DATA SECTION:

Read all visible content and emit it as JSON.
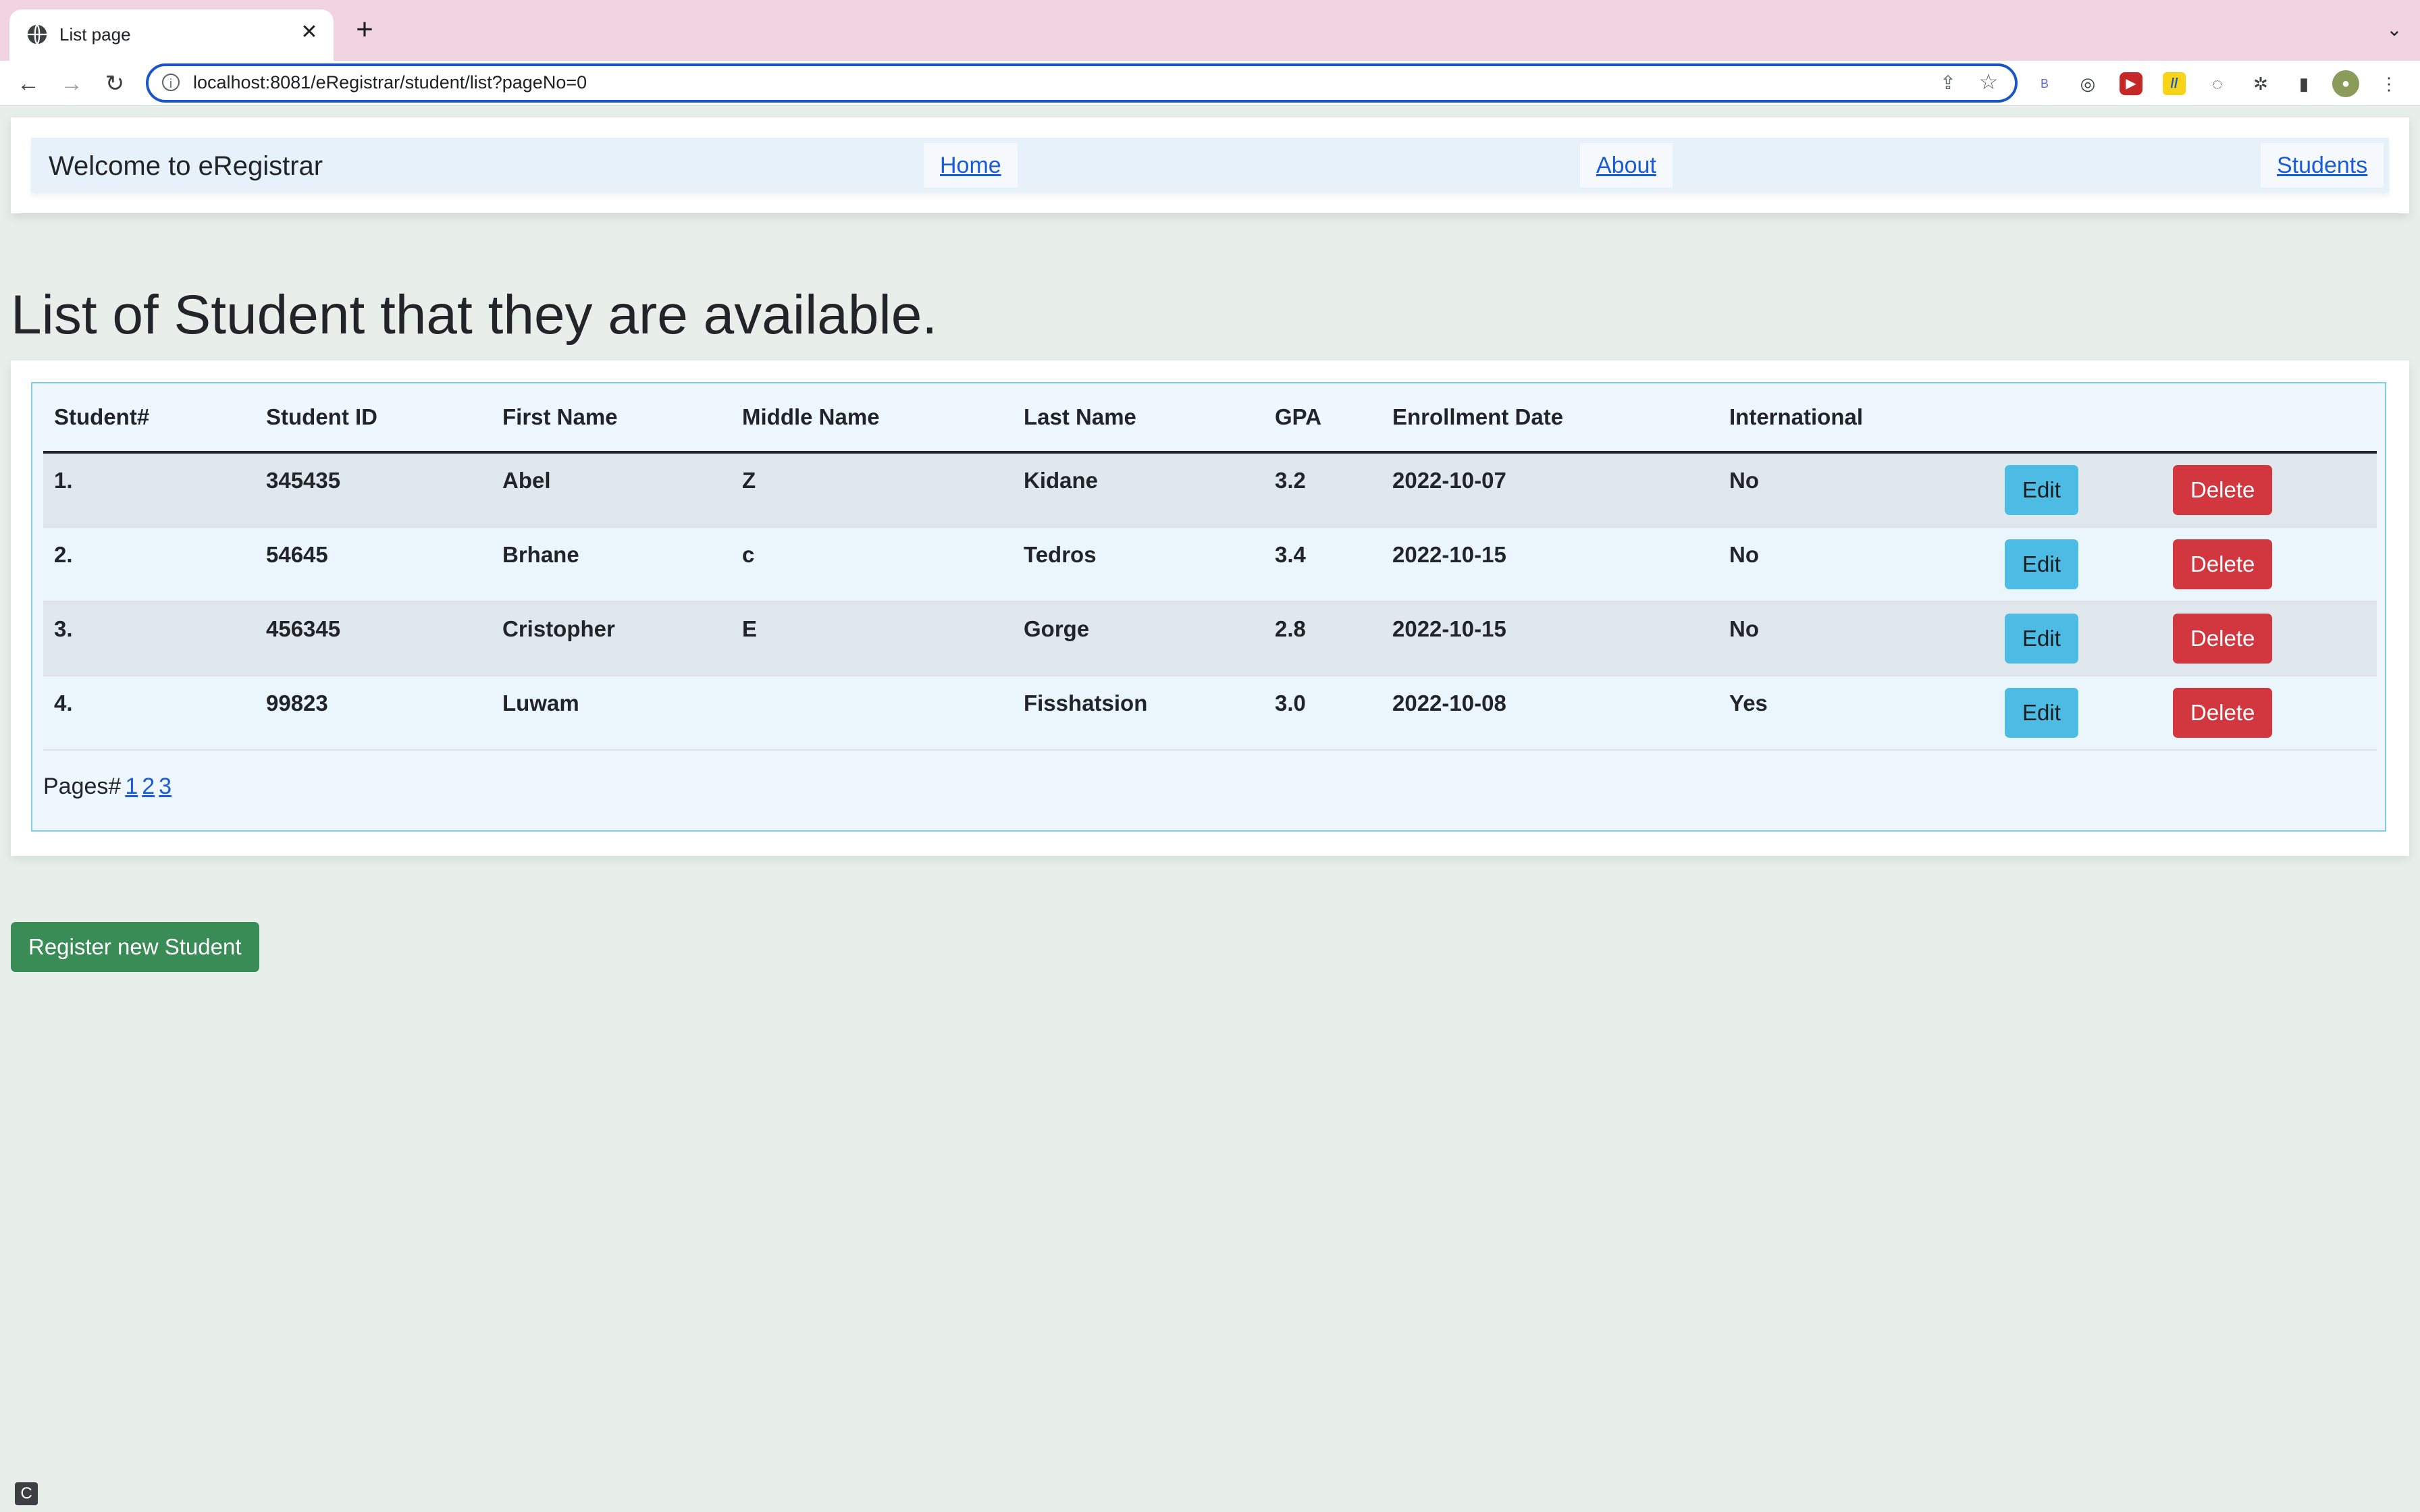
{
  "browser": {
    "tab_title": "List page",
    "new_tab_glyph": "+",
    "close_glyph": "✕",
    "url": "localhost:8081/eRegistrar/student/list?pageNo=0",
    "extensions": [
      "B",
      "◎",
      "▶",
      "//",
      "◌",
      "puzzle-icon",
      "sidebar-icon",
      "profile-avatar"
    ]
  },
  "navbar": {
    "brand": "Welcome to eRegistrar",
    "links": [
      "Home",
      "About",
      "Students"
    ]
  },
  "page": {
    "title": "List of Student that they are available."
  },
  "table": {
    "headers": [
      "Student#",
      "Student ID",
      "First Name",
      "Middle Name",
      "Last Name",
      "GPA",
      "Enrollment Date",
      "International"
    ],
    "rows": [
      {
        "num": "1.",
        "id": "345435",
        "first": "Abel",
        "middle": "Z",
        "last": "Kidane",
        "gpa": "3.2",
        "date": "2022-10-07",
        "intl": "No"
      },
      {
        "num": "2.",
        "id": "54645",
        "first": "Brhane",
        "middle": "c",
        "last": "Tedros",
        "gpa": "3.4",
        "date": "2022-10-15",
        "intl": "No"
      },
      {
        "num": "3.",
        "id": "456345",
        "first": "Cristopher",
        "middle": "E",
        "last": "Gorge",
        "gpa": "2.8",
        "date": "2022-10-15",
        "intl": "No"
      },
      {
        "num": "4.",
        "id": "99823",
        "first": "Luwam",
        "middle": "",
        "last": "Fisshatsion",
        "gpa": "3.0",
        "date": "2022-10-08",
        "intl": "Yes"
      }
    ],
    "edit_label": "Edit",
    "delete_label": "Delete"
  },
  "pager": {
    "label": "Pages#",
    "pages": [
      "1",
      "2",
      "3"
    ]
  },
  "register_label": "Register new Student",
  "colors": {
    "edit": "#4cbce4",
    "delete": "#d2363f",
    "register": "#3a8c57",
    "link": "#1a5bd6"
  }
}
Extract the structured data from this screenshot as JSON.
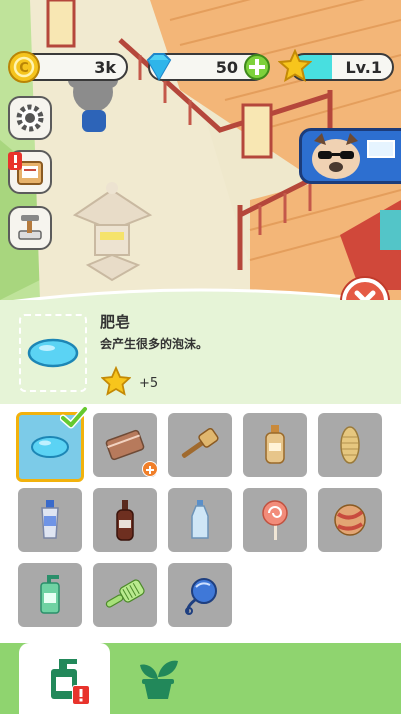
{
  "hud": {
    "coins": "3k",
    "gems": "50",
    "level": "Lv.1",
    "icons": [
      "coin-icon",
      "diamond-icon",
      "plus-icon",
      "star-icon"
    ]
  },
  "sidebar": {
    "buttons": [
      "settings-gear-icon",
      "task-board-icon",
      "build-hammer-icon"
    ]
  },
  "selected_item": {
    "name": "肥皂",
    "description": "会产生很多的泡沫。",
    "reward": "+5"
  },
  "items": [
    {
      "name": "soap",
      "selected": true
    },
    {
      "name": "towel",
      "badge": "plus"
    },
    {
      "name": "brush"
    },
    {
      "name": "shampoo-bottle"
    },
    {
      "name": "loofah"
    },
    {
      "name": "toothpaste"
    },
    {
      "name": "cola-bottle"
    },
    {
      "name": "water-bottle"
    },
    {
      "name": "lollipop"
    },
    {
      "name": "candy-ball"
    },
    {
      "name": "hand-soap-dispenser"
    },
    {
      "name": "comb"
    },
    {
      "name": "hand-mirror"
    }
  ],
  "tabs": [
    {
      "name": "bath-items-tab",
      "active": true,
      "badge": "!"
    },
    {
      "name": "plant-tab",
      "active": false
    }
  ],
  "colors": {
    "panel_green": "#e6f4d7",
    "tab_green": "#8fd46f",
    "selected_bg": "#7ccbe8",
    "selected_border": "#f2b20d",
    "level_bar": "#48dfe0"
  }
}
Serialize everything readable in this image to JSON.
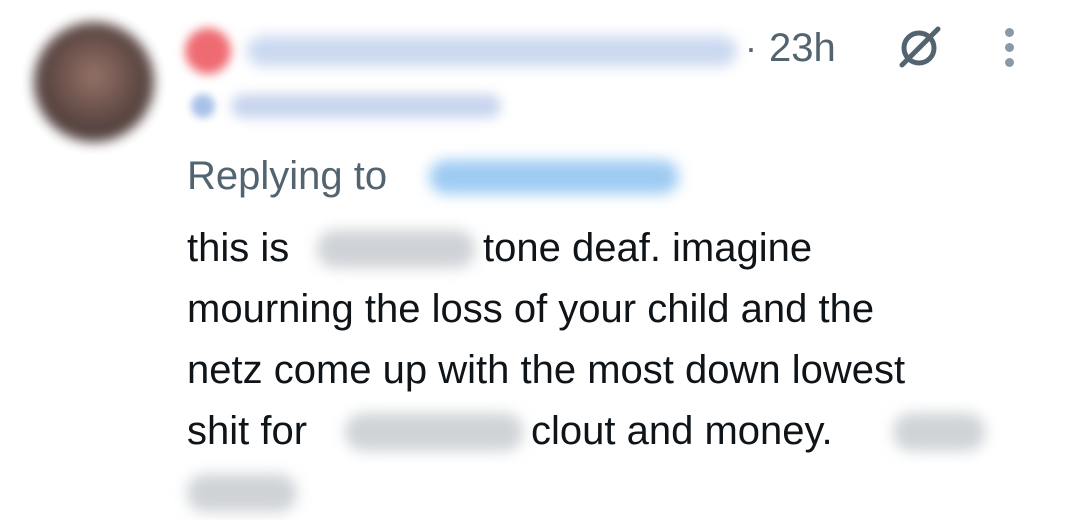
{
  "tweet": {
    "timestamp_separator": "·",
    "timestamp": "23h",
    "replying_label": "Replying to",
    "body": {
      "line1_a": "this is",
      "line1_b": "tone deaf. imagine",
      "line2": "mourning the loss of your child and the",
      "line3": "netz come up with the most down lowest",
      "line4_a": "shit for",
      "line4_b": "clout and money."
    }
  },
  "icons": {
    "grok": "grok-icon",
    "more": "more-icon"
  },
  "colors": {
    "secondary_text": "#536471",
    "primary_text": "#0f1419",
    "handle_blue": "#9ecbf2",
    "badge_red": "#ef6b72"
  }
}
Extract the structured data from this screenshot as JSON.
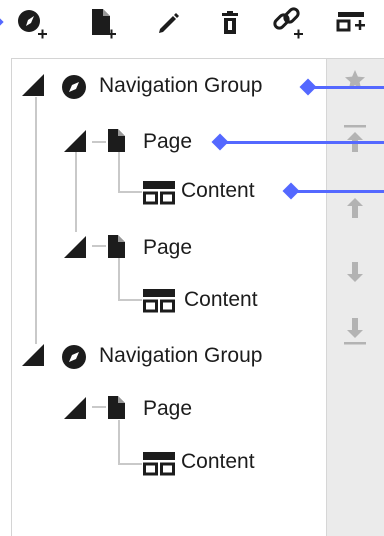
{
  "toolbar": {
    "buttons": [
      {
        "name": "add-navigation-group",
        "icon": "compass-plus-icon"
      },
      {
        "name": "add-page",
        "icon": "page-plus-icon"
      },
      {
        "name": "edit",
        "icon": "pencil-icon"
      },
      {
        "name": "delete",
        "icon": "trash-icon"
      },
      {
        "name": "add-link",
        "icon": "link-plus-icon"
      },
      {
        "name": "add-content",
        "icon": "content-plus-icon"
      }
    ]
  },
  "tree": [
    {
      "type": "navigation-group",
      "label": "Navigation Group",
      "icon": "compass-icon"
    },
    {
      "type": "page",
      "label": "Page",
      "icon": "page-icon"
    },
    {
      "type": "content",
      "label": "Content",
      "icon": "content-icon"
    },
    {
      "type": "page",
      "label": "Page",
      "icon": "page-icon"
    },
    {
      "type": "content",
      "label": "Content",
      "icon": "content-icon"
    },
    {
      "type": "navigation-group",
      "label": "Navigation Group",
      "icon": "compass-icon"
    },
    {
      "type": "page",
      "label": "Page",
      "icon": "page-icon"
    },
    {
      "type": "content",
      "label": "Content",
      "icon": "content-icon"
    }
  ],
  "side_actions": [
    {
      "name": "star",
      "icon": "star-icon"
    },
    {
      "name": "move-to-top",
      "icon": "arrow-to-top-icon"
    },
    {
      "name": "move-up",
      "icon": "arrow-up-icon"
    },
    {
      "name": "move-down",
      "icon": "arrow-down-icon"
    },
    {
      "name": "move-to-bottom",
      "icon": "arrow-to-bottom-icon"
    }
  ],
  "colors": {
    "accent": "#5468ff",
    "icon": "#1c1c1c",
    "tree_line": "#c9c9c9",
    "side_background": "#ebebeb",
    "side_icon": "#b3b3b3"
  }
}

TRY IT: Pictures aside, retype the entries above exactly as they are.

THE COMPLETED TASK:
Read all visible content and emit it as JSON.
{
  "browser": {
    "tab_title": "List page",
    "new_tab_glyph": "+",
    "close_glyph": "✕",
    "url": "localhost:8081/eRegistrar/student/list?pageNo=0",
    "extensions": [
      "B",
      "◎",
      "▶",
      "//",
      "◌",
      "puzzle-icon",
      "sidebar-icon",
      "profile-avatar"
    ]
  },
  "navbar": {
    "brand": "Welcome to eRegistrar",
    "links": [
      "Home",
      "About",
      "Students"
    ]
  },
  "page": {
    "title": "List of Student that they are available."
  },
  "table": {
    "headers": [
      "Student#",
      "Student ID",
      "First Name",
      "Middle Name",
      "Last Name",
      "GPA",
      "Enrollment Date",
      "International"
    ],
    "rows": [
      {
        "num": "1.",
        "id": "345435",
        "first": "Abel",
        "middle": "Z",
        "last": "Kidane",
        "gpa": "3.2",
        "date": "2022-10-07",
        "intl": "No"
      },
      {
        "num": "2.",
        "id": "54645",
        "first": "Brhane",
        "middle": "c",
        "last": "Tedros",
        "gpa": "3.4",
        "date": "2022-10-15",
        "intl": "No"
      },
      {
        "num": "3.",
        "id": "456345",
        "first": "Cristopher",
        "middle": "E",
        "last": "Gorge",
        "gpa": "2.8",
        "date": "2022-10-15",
        "intl": "No"
      },
      {
        "num": "4.",
        "id": "99823",
        "first": "Luwam",
        "middle": "",
        "last": "Fisshatsion",
        "gpa": "3.0",
        "date": "2022-10-08",
        "intl": "Yes"
      }
    ],
    "edit_label": "Edit",
    "delete_label": "Delete"
  },
  "pager": {
    "label": "Pages#",
    "pages": [
      "1",
      "2",
      "3"
    ]
  },
  "register_label": "Register new Student",
  "colors": {
    "edit": "#4cbce4",
    "delete": "#d2363f",
    "register": "#3a8c57",
    "link": "#1a5bd6"
  }
}
Extract the structured data from this screenshot as JSON.
{
  "hud": {
    "coins": "3k",
    "gems": "50",
    "level": "Lv.1",
    "icons": [
      "coin-icon",
      "diamond-icon",
      "plus-icon",
      "star-icon"
    ]
  },
  "sidebar": {
    "buttons": [
      "settings-gear-icon",
      "task-board-icon",
      "build-hammer-icon"
    ]
  },
  "selected_item": {
    "name": "肥皂",
    "description": "会产生很多的泡沫。",
    "reward": "+5"
  },
  "items": [
    {
      "name": "soap",
      "selected": true
    },
    {
      "name": "towel",
      "badge": "plus"
    },
    {
      "name": "brush"
    },
    {
      "name": "shampoo-bottle"
    },
    {
      "name": "loofah"
    },
    {
      "name": "toothpaste"
    },
    {
      "name": "cola-bottle"
    },
    {
      "name": "water-bottle"
    },
    {
      "name": "lollipop"
    },
    {
      "name": "candy-ball"
    },
    {
      "name": "hand-soap-dispenser"
    },
    {
      "name": "comb"
    },
    {
      "name": "hand-mirror"
    }
  ],
  "tabs": [
    {
      "name": "bath-items-tab",
      "active": true,
      "badge": "!"
    },
    {
      "name": "plant-tab",
      "active": false
    }
  ],
  "colors": {
    "panel_green": "#e6f4d7",
    "tab_green": "#8fd46f",
    "selected_bg": "#7ccbe8",
    "selected_border": "#f2b20d",
    "level_bar": "#48dfe0"
  }
}
Serialize everything readable in this image to JSON.
{
  "tweet": {
    "timestamp_separator": "·",
    "timestamp": "23h",
    "replying_label": "Replying to",
    "body": {
      "line1_a": "this is",
      "line1_b": "tone deaf. imagine",
      "line2": "mourning the loss of your child and the",
      "line3": "netz come up with the most down lowest",
      "line4_a": "shit for",
      "line4_b": "clout and money."
    }
  },
  "icons": {
    "grok": "grok-icon",
    "more": "more-icon"
  },
  "colors": {
    "secondary_text": "#536471",
    "primary_text": "#0f1419",
    "handle_blue": "#9ecbf2",
    "badge_red": "#ef6b72"
  }
}
Extract the structured data from this screenshot as JSON.
{
  "toolbar": {
    "buttons": [
      {
        "name": "add-navigation-group",
        "icon": "compass-plus-icon"
      },
      {
        "name": "add-page",
        "icon": "page-plus-icon"
      },
      {
        "name": "edit",
        "icon": "pencil-icon"
      },
      {
        "name": "delete",
        "icon": "trash-icon"
      },
      {
        "name": "add-link",
        "icon": "link-plus-icon"
      },
      {
        "name": "add-content",
        "icon": "content-plus-icon"
      }
    ]
  },
  "tree": [
    {
      "type": "navigation-group",
      "label": "Navigation Group",
      "icon": "compass-icon"
    },
    {
      "type": "page",
      "label": "Page",
      "icon": "page-icon"
    },
    {
      "type": "content",
      "label": "Content",
      "icon": "content-icon"
    },
    {
      "type": "page",
      "label": "Page",
      "icon": "page-icon"
    },
    {
      "type": "content",
      "label": "Content",
      "icon": "content-icon"
    },
    {
      "type": "navigation-group",
      "label": "Navigation Group",
      "icon": "compass-icon"
    },
    {
      "type": "page",
      "label": "Page",
      "icon": "page-icon"
    },
    {
      "type": "content",
      "label": "Content",
      "icon": "content-icon"
    }
  ],
  "side_actions": [
    {
      "name": "star",
      "icon": "star-icon"
    },
    {
      "name": "move-to-top",
      "icon": "arrow-to-top-icon"
    },
    {
      "name": "move-up",
      "icon": "arrow-up-icon"
    },
    {
      "name": "move-down",
      "icon": "arrow-down-icon"
    },
    {
      "name": "move-to-bottom",
      "icon": "arrow-to-bottom-icon"
    }
  ],
  "colors": {
    "accent": "#5468ff",
    "icon": "#1c1c1c",
    "tree_line": "#c9c9c9",
    "side_background": "#ebebeb",
    "side_icon": "#b3b3b3"
  }
}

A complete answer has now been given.